New study finds probiotics reduce risk of post-natal depression
We talk a lot about the ‘gut-brain connection’ at OptiBac, by which we mean the effect the health of our microbiome can have on our mood. Research has consistently shown that probiotics can have a positive impact on our mental health and this week a new study1 was published in EBioMedicine, revealing that taking live cultures through pregnancy could halve the risk of post-natal depression.
Scientists in New Zealand surveyed a group of 423 women who were between 14 and 16 weeks pregnant. The group was split, half were given the probiotic Lactobacilus rhamnosus HN001, and the other half a placebo. These were taken once a day during pregnancy and for the first six months after birth.
Even the research team were surprised by the results. Participants who had taken the probiotic returned significantly lower depression and anxiety scores and rates of clinically relevant anxiety were halved. The implications of these findings are massive.
As many as 10-15% of women are affected by depression or anxiety during or after pregnancy.

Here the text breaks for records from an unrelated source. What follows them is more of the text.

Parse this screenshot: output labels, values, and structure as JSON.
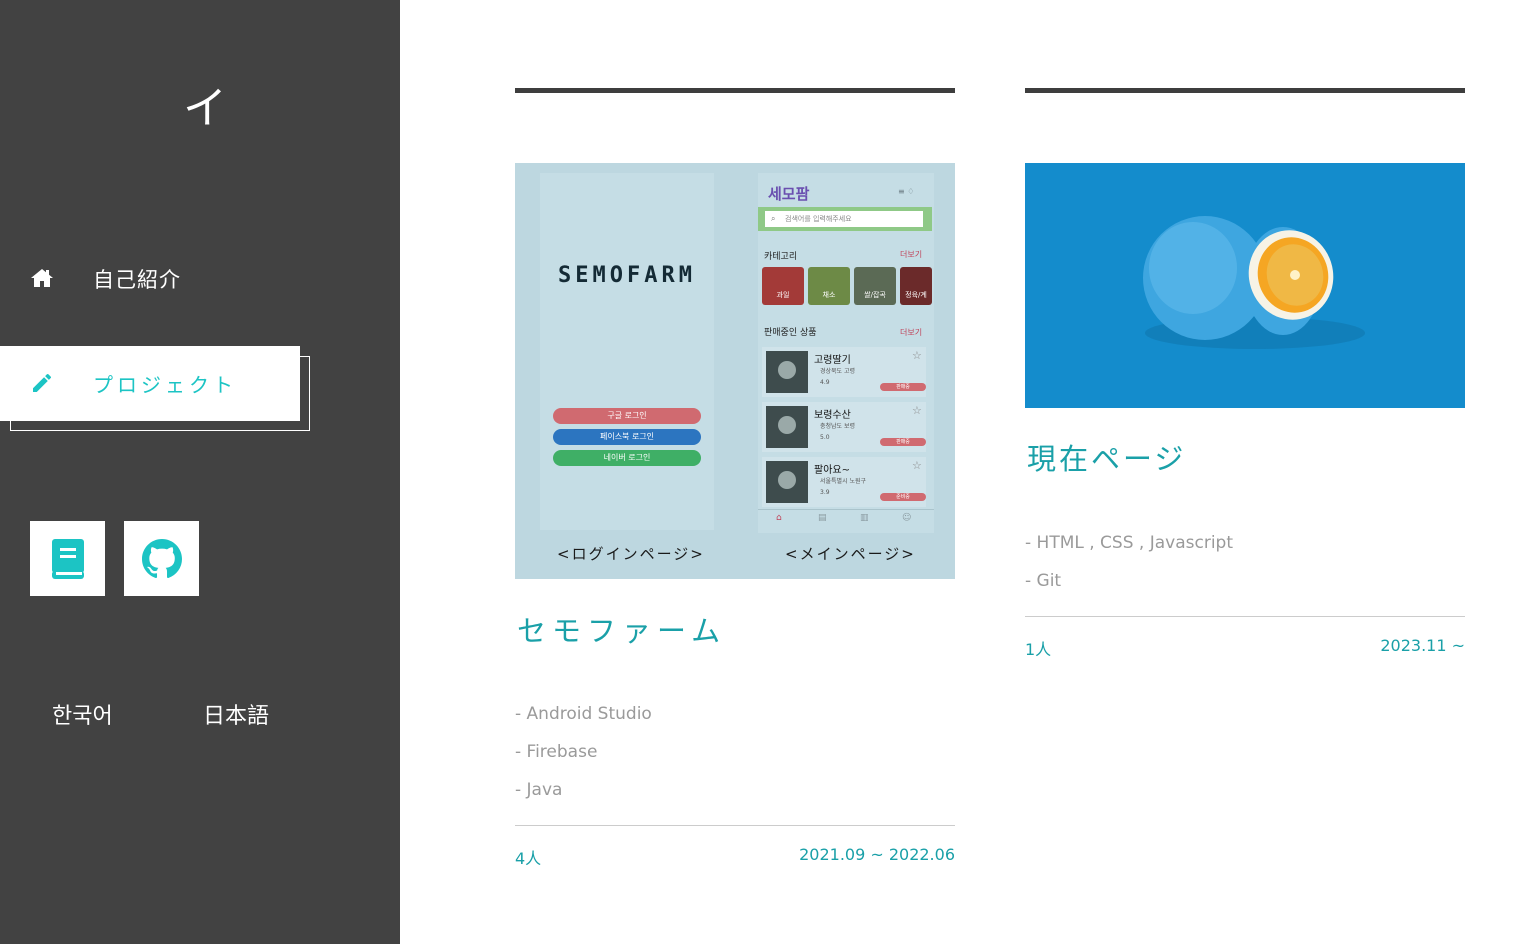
{
  "sidebar": {
    "logo": "イ",
    "nav": [
      {
        "label": "自己紹介",
        "icon": "home-icon",
        "active": false
      },
      {
        "label": "プロジェクト",
        "icon": "pencil-icon",
        "active": true
      }
    ],
    "social": [
      {
        "icon": "book-icon"
      },
      {
        "icon": "github-icon"
      }
    ],
    "languages": [
      "한국어",
      "日本語"
    ]
  },
  "projects": [
    {
      "title": "セモファーム",
      "techs": [
        "- Android Studio",
        "- Firebase",
        "- Java"
      ],
      "members": "4人",
      "period": "2021.09 ~ 2022.06",
      "thumbnail": {
        "brand": "SEMOFARM",
        "login_buttons": [
          "구글 로그인",
          "페이스북 로그인",
          "네이버 로그인"
        ],
        "app_logo": "세모팜",
        "search_placeholder": "검색어를 입력해주세요",
        "category_heading": "카테고리",
        "more": "더보기",
        "categories": [
          "과일",
          "채소",
          "쌀/잡곡",
          "정육/계"
        ],
        "products_heading": "판매중인 상품",
        "products": [
          {
            "name": "고령딸기",
            "location": "경상북도 고령",
            "rating": "4.9",
            "badge": "판매중"
          },
          {
            "name": "보령수산",
            "location": "충청남도 보령",
            "rating": "5.0",
            "badge": "판매중"
          },
          {
            "name": "팔아요~",
            "location": "서울특별시 노원구",
            "rating": "3.9",
            "badge": "준비중"
          }
        ],
        "caption_login": "<ログインページ>",
        "caption_main": "<メインページ>"
      }
    },
    {
      "title": "現在ページ",
      "techs": [
        "- HTML , CSS , Javascript",
        "- Git"
      ],
      "members": "1人",
      "period": "2023.11 ~"
    }
  ],
  "colors": {
    "sidebar_bg": "#424242",
    "accent": "#1cc4c4",
    "card_accent": "#1aa0a8"
  }
}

We know too that maternal and postpartum depression has a tendency to be persistent, and can affect the wellbeing of the baby. The lead author of the study, Dr Rebecca Slykerman, recognises that:
‘Safe and effective therapies to prevent and treat postnatal depression are needed.’
She also acknowledges that many women do not always have access to psychological treatments or are understandably reluctant to take anti-depressants during pregnancy and whilst breastfeeding. It follows that probiotics, like Lactobacilus rhamnosus HN001, could provide a cost-effective, natural and simple alternative. Happily, we know that taking probiotics throughout pregnancy and whilst nursing is not only safe, but can support the health, digestion and immune systems of mum and baby.
As ever, more research is needed – this is a preliminary study of its kind. But evidence is mounting that pychobiotics represent a significant breakthrough in the field of nutritional-psychiatry. Watch this space!
For further reading head over to Kathy's blogpost 'Psychobiotics: Just a fad? Or here to Stay?'
And if you're interested in learning more about the gut-brain connection, Kerry's got it covered!
1 R.F. Slykerman, F. Hood, K. Wickens. J.M.D. Thompson, C. Barthow, R. Murohy, J. Kang, J. Rowden, P. Stone, J. Crane, T. Stanley, P. Abels, G. Purdie, R. Maude, E.A. Mitchell, 'Effect of Lactobacillus rhamnosus HN001 in Pregnancy on Postpartum Symptoms of Depression and Anxiety: A Randomised Double-blind Placebo-controlled Trial', EBioMedicine